**Assignment**. Output the records exactly. Include every line.

**Data excerpts**.
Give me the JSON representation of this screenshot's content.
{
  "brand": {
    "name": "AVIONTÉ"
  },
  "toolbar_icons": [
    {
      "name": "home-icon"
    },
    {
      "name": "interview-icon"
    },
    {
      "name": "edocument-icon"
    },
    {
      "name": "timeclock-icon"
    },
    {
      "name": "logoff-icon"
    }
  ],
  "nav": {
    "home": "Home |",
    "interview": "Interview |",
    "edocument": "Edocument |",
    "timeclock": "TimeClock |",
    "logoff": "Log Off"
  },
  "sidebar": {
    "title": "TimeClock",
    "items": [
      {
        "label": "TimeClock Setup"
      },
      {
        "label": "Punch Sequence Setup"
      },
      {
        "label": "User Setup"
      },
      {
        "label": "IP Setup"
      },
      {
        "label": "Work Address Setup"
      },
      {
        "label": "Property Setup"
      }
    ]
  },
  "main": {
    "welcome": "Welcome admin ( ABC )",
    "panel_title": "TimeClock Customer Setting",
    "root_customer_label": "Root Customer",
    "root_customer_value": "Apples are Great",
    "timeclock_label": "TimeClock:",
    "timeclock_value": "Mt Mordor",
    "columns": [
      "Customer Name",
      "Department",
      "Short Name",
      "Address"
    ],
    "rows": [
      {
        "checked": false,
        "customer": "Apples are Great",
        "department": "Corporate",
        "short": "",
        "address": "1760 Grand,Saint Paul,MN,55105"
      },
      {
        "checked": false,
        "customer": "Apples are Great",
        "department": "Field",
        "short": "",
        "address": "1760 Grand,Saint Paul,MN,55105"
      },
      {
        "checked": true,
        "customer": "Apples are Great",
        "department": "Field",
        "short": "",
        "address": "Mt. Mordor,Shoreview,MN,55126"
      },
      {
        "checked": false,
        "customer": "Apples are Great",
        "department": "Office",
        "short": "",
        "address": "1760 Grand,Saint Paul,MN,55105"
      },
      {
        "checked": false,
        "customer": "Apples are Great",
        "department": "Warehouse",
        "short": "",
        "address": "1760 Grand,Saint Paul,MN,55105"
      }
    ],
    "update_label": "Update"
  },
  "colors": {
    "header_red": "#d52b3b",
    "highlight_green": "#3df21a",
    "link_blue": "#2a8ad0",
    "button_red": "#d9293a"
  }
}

**Answer below**.
Give me the JSON representation of this screenshot's content.
{
  "brand": {
    "name": "AVIONTÉ"
  },
  "toolbar_icons": [
    {
      "name": "home-icon"
    },
    {
      "name": "interview-icon"
    },
    {
      "name": "edocument-icon"
    },
    {
      "name": "timeclock-icon"
    },
    {
      "name": "logoff-icon"
    }
  ],
  "nav": {
    "home": "Home |",
    "interview": "Interview |",
    "edocument": "Edocument |",
    "timeclock": "TimeClock |",
    "logoff": "Log Off"
  },
  "sidebar": {
    "title": "TimeClock",
    "items": [
      {
        "label": "TimeClock Setup"
      },
      {
        "label": "Punch Sequence Setup"
      },
      {
        "label": "User Setup"
      },
      {
        "label": "IP Setup"
      },
      {
        "label": "Work Address Setup"
      },
      {
        "label": "Property Setup"
      }
    ]
  },
  "main": {
    "welcome": "Welcome admin ( ABC )",
    "panel_title": "TimeClock Customer Setting",
    "root_customer_label": "Root Customer",
    "root_customer_value": "Apples are Great",
    "timeclock_label": "TimeClock:",
    "timeclock_value": "Mt Mordor",
    "columns": [
      "Customer Name",
      "Department",
      "Short Name",
      "Address"
    ],
    "rows": [
      {
        "checked": false,
        "customer": "Apples are Great",
        "department": "Corporate",
        "short": "",
        "address": "1760 Grand,Saint Paul,MN,55105"
      },
      {
        "checked": false,
        "customer": "Apples are Great",
        "department": "Field",
        "short": "",
        "address": "1760 Grand,Saint Paul,MN,55105"
      },
      {
        "checked": true,
        "customer": "Apples are Great",
        "department": "Field",
        "short": "",
        "address": "Mt. Mordor,Shoreview,MN,55126"
      },
      {
        "checked": false,
        "customer": "Apples are Great",
        "department": "Office",
        "short": "",
        "address": "1760 Grand,Saint Paul,MN,55105"
      },
      {
        "checked": false,
        "customer": "Apples are Great",
        "department": "Warehouse",
        "short": "",
        "address": "1760 Grand,Saint Paul,MN,55105"
      }
    ],
    "update_label": "Update"
  },
  "colors": {
    "header_red": "#d52b3b",
    "highlight_green": "#3df21a",
    "link_blue": "#2a8ad0",
    "button_red": "#d9293a"
  }
}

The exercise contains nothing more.